//Kevin Anderson /July 13 / 2012
Biggest challenge for digital media? Monetising the masses
Raju Narisetti is a digital leader with an impressive resumé, working at both the Wall Street Journal and the Washington Post, two iconic publications. My friend Patrick Smith at The Media Briefing in the UK managed to sit down with Narisetti and ask him some questions about how to achieve digital media success. The interview is full of great insights, but one question jumped out at me. “What have the big mistakes been in the industry in the last decade?” Narisetti answered:
One mistake people have made – with the exception of people like the Wall Street Journal – is the idea that if you grow audiences and grow enough critical mass of audience that the advertising will come and the revenue will grow proportionally.
That hasn’t panned out at all. Even though some media companies have done well from that mass of eyeballs they’ve not been able to monetise it. That means that whatever you say about the print business it remains the majority of revenue and in some cases profits, or losses.
Many sites have learned how to bring a huge audience to their journalism, but as Narisetti points out, few have been able to translate those millions of readers into the kind of revenue they need to replace declining print revenue. As we’ve pointed out before, some of that is down to an oversupply of online advertising and also a decline in the response rate to display advertisingDisplay AdvertisingA form of online advertising where an advertiser’s message is shown on a…//read more . Click-through rates are now down to about 0.1%. That’s not to say that online advertising isn’t effective or profitable. Improved targeting is reversing the decline in online advertising response, and it’s important that both search and social advertising are really just forms of targeting. Google’s rising profits show that targeted advertising delivers results.
I’ll leave you to read the full interview with Narisetti, but it’s worth highlighting three bits of advice from this digital journalism leader:
- Newsrooms, not IT, should lead big change projects.
- “Content creation ought to be a single multiplatform group.
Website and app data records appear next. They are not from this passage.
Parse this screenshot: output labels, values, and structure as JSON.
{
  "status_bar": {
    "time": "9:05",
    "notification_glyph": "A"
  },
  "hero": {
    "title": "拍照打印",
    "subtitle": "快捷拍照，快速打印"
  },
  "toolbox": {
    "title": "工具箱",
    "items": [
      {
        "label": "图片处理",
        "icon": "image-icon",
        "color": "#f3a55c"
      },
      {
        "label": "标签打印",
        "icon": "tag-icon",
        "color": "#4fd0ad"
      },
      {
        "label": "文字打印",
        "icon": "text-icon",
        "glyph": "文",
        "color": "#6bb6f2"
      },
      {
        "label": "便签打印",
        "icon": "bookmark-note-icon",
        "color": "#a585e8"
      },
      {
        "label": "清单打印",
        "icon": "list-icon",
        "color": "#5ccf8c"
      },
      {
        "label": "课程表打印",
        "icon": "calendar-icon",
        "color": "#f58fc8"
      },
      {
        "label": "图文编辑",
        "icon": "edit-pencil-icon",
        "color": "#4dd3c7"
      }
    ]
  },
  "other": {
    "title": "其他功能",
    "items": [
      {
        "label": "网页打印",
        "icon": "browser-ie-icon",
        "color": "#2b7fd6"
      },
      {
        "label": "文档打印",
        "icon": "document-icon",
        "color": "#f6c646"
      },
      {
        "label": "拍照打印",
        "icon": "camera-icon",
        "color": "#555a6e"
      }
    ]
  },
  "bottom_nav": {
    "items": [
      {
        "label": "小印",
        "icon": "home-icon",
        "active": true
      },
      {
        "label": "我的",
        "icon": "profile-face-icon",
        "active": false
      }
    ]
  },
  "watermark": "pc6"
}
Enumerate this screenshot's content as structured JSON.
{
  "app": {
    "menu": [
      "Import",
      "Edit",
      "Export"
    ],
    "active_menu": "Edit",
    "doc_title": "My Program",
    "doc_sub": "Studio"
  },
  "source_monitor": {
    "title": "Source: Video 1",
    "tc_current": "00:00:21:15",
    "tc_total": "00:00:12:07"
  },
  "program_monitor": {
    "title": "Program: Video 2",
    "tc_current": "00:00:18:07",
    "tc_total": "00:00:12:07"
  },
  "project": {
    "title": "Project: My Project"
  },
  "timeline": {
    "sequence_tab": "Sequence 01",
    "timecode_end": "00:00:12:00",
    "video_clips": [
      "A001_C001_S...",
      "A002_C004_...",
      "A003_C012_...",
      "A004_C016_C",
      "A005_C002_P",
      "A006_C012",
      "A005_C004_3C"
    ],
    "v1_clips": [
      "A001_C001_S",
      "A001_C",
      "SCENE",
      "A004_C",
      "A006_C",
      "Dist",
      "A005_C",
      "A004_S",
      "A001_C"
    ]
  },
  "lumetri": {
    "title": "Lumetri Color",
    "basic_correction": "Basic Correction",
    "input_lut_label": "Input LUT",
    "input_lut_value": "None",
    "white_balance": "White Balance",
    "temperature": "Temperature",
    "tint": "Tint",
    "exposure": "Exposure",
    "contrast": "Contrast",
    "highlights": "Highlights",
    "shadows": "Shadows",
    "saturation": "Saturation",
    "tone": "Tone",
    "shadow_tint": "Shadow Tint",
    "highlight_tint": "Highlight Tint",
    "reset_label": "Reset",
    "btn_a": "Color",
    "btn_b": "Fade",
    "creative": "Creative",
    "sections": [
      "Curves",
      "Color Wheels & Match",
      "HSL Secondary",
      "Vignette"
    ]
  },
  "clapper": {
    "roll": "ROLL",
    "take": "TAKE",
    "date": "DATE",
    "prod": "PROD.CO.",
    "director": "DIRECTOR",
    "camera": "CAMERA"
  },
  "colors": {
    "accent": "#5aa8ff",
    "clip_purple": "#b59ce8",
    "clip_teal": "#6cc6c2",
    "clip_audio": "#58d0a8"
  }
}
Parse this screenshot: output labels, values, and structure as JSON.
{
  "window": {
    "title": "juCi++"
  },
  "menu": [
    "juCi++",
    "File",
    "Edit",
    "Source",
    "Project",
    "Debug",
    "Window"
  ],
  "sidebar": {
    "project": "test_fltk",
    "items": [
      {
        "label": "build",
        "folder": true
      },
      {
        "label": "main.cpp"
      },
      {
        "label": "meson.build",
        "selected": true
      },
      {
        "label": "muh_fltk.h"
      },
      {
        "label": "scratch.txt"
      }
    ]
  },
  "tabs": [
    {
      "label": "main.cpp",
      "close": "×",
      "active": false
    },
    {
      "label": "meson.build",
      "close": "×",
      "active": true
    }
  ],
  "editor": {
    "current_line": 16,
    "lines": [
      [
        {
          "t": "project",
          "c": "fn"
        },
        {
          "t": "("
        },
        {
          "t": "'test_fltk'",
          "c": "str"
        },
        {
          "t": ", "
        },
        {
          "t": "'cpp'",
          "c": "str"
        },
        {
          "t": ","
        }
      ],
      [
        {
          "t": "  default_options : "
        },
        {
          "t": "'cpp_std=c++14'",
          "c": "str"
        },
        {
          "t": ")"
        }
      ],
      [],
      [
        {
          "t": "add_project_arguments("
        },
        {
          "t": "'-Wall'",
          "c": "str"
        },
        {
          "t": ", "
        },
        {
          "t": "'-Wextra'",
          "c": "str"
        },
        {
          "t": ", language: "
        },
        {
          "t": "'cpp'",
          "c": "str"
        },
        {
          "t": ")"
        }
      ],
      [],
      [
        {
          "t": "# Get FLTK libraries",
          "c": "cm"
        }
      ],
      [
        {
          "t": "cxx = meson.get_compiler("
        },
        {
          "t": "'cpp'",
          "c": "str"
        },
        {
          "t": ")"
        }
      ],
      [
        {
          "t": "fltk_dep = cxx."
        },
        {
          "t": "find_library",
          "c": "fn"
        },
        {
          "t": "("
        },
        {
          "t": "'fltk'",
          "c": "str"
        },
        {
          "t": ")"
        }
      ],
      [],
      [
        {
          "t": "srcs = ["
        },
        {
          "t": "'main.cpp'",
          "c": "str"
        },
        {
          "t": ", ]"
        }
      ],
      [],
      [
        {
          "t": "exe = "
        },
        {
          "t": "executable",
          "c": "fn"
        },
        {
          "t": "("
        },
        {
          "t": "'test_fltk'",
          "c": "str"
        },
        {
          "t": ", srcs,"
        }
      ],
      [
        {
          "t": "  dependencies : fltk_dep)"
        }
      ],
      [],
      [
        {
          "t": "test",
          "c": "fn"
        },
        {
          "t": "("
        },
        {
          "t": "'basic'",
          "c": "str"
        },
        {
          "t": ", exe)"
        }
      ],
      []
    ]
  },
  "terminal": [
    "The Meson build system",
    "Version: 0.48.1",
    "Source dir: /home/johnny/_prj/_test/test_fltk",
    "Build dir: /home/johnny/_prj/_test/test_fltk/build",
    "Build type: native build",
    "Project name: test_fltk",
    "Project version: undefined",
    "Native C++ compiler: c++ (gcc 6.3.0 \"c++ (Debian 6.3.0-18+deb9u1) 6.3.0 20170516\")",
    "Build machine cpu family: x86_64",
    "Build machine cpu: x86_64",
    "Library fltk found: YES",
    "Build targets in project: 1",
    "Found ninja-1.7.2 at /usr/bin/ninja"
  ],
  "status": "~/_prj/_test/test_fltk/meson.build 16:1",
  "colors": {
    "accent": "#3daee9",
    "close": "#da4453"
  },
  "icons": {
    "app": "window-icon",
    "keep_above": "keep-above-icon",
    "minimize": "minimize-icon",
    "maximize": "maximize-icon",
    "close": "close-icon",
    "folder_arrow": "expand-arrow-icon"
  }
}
But content management ought to be specialised.” Meaning: journalists should work across platforms, but it’s important that print, digital and mobile specialists adapt your journalism to take advantage of the strengths of each platform.
- Have an interesting cross-section of free content to attract people to your paid content products. “The idea is to have a funnel, with an interesting cross-section of free content that shows what WSJ provides, and the idea is to upsell people into subscribers.”
Article by Kevin Anderson